■ What you need to do
Once the data has been read, restate all of it exactly.

■ Given data
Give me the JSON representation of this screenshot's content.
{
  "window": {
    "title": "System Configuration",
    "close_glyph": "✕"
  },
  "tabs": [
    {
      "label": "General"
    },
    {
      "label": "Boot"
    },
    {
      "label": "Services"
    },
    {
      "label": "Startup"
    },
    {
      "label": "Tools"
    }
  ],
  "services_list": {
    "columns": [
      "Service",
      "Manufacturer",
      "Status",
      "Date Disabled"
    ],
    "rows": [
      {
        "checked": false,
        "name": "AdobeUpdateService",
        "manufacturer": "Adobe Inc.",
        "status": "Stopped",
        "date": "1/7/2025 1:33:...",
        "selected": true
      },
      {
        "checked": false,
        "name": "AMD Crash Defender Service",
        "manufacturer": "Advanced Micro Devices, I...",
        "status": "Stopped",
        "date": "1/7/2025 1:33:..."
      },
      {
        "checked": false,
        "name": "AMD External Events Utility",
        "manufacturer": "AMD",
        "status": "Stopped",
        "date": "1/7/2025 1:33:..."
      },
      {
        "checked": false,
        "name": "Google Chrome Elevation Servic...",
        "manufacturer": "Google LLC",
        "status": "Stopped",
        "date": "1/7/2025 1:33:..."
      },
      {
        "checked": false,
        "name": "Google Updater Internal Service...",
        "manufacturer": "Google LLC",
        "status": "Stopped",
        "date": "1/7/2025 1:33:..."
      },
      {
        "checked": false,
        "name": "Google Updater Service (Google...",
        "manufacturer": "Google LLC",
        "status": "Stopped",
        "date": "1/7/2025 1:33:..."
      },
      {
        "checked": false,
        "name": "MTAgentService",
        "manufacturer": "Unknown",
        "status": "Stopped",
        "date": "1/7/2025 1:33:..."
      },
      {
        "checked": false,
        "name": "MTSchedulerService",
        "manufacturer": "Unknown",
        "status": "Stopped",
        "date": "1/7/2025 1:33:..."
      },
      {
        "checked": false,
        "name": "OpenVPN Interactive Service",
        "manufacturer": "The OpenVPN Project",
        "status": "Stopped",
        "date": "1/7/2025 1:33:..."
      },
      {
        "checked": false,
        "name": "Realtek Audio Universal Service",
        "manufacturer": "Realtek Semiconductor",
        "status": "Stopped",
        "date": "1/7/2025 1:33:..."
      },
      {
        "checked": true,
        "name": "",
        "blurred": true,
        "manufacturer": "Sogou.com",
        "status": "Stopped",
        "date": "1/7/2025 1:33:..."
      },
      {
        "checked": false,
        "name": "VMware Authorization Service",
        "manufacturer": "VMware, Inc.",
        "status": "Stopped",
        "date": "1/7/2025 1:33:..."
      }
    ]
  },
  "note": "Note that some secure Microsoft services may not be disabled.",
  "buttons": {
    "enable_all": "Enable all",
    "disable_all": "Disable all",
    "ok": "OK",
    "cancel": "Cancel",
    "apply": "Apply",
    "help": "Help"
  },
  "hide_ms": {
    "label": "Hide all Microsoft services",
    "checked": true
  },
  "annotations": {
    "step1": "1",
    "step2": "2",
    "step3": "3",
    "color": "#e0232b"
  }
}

■ Task output
Give me the JSON representation of this screenshot's content.
{
  "window": {
    "title": "System Configuration",
    "close_glyph": "✕"
  },
  "tabs": [
    {
      "label": "General"
    },
    {
      "label": "Boot"
    },
    {
      "label": "Services"
    },
    {
      "label": "Startup"
    },
    {
      "label": "Tools"
    }
  ],
  "services_list": {
    "columns": [
      "Service",
      "Manufacturer",
      "Status",
      "Date Disabled"
    ],
    "rows": [
      {
        "checked": false,
        "name": "AdobeUpdateService",
        "manufacturer": "Adobe Inc.",
        "status": "Stopped",
        "date": "1/7/2025 1:33:...",
        "selected": true
      },
      {
        "checked": false,
        "name": "AMD Crash Defender Service",
        "manufacturer": "Advanced Micro Devices, I...",
        "status": "Stopped",
        "date": "1/7/2025 1:33:..."
      },
      {
        "checked": false,
        "name": "AMD External Events Utility",
        "manufacturer": "AMD",
        "status": "Stopped",
        "date": "1/7/2025 1:33:..."
      },
      {
        "checked": false,
        "name": "Google Chrome Elevation Servic...",
        "manufacturer": "Google LLC",
        "status": "Stopped",
        "date": "1/7/2025 1:33:..."
      },
      {
        "checked": false,
        "name": "Google Updater Internal Service...",
        "manufacturer": "Google LLC",
        "status": "Stopped",
        "date": "1/7/2025 1:33:..."
      },
      {
        "checked": false,
        "name": "Google Updater Service (Google...",
        "manufacturer": "Google LLC",
        "status": "Stopped",
        "date": "1/7/2025 1:33:..."
      },
      {
        "checked": false,
        "name": "MTAgentService",
        "manufacturer": "Unknown",
        "status": "Stopped",
        "date": "1/7/2025 1:33:..."
      },
      {
        "checked": false,
        "name": "MTSchedulerService",
        "manufacturer": "Unknown",
        "status": "Stopped",
        "date": "1/7/2025 1:33:..."
      },
      {
        "checked": false,
        "name": "OpenVPN Interactive Service",
        "manufacturer": "The OpenVPN Project",
        "status": "Stopped",
        "date": "1/7/2025 1:33:..."
      },
      {
        "checked": false,
        "name": "Realtek Audio Universal Service",
        "manufacturer": "Realtek Semiconductor",
        "status": "Stopped",
        "date": "1/7/2025 1:33:..."
      },
      {
        "checked": true,
        "name": "",
        "blurred": true,
        "manufacturer": "Sogou.com",
        "status": "Stopped",
        "date": "1/7/2025 1:33:..."
      },
      {
        "checked": false,
        "name": "VMware Authorization Service",
        "manufacturer": "VMware, Inc.",
        "status": "Stopped",
        "date": "1/7/2025 1:33:..."
      }
    ]
  },
  "note": "Note that some secure Microsoft services may not be disabled.",
  "buttons": {
    "enable_all": "Enable all",
    "disable_all": "Disable all",
    "ok": "OK",
    "cancel": "Cancel",
    "apply": "Apply",
    "help": "Help"
  },
  "hide_ms": {
    "label": "Hide all Microsoft services",
    "checked": true
  },
  "annotations": {
    "step1": "1",
    "step2": "2",
    "step3": "3",
    "color": "#e0232b"
  }
}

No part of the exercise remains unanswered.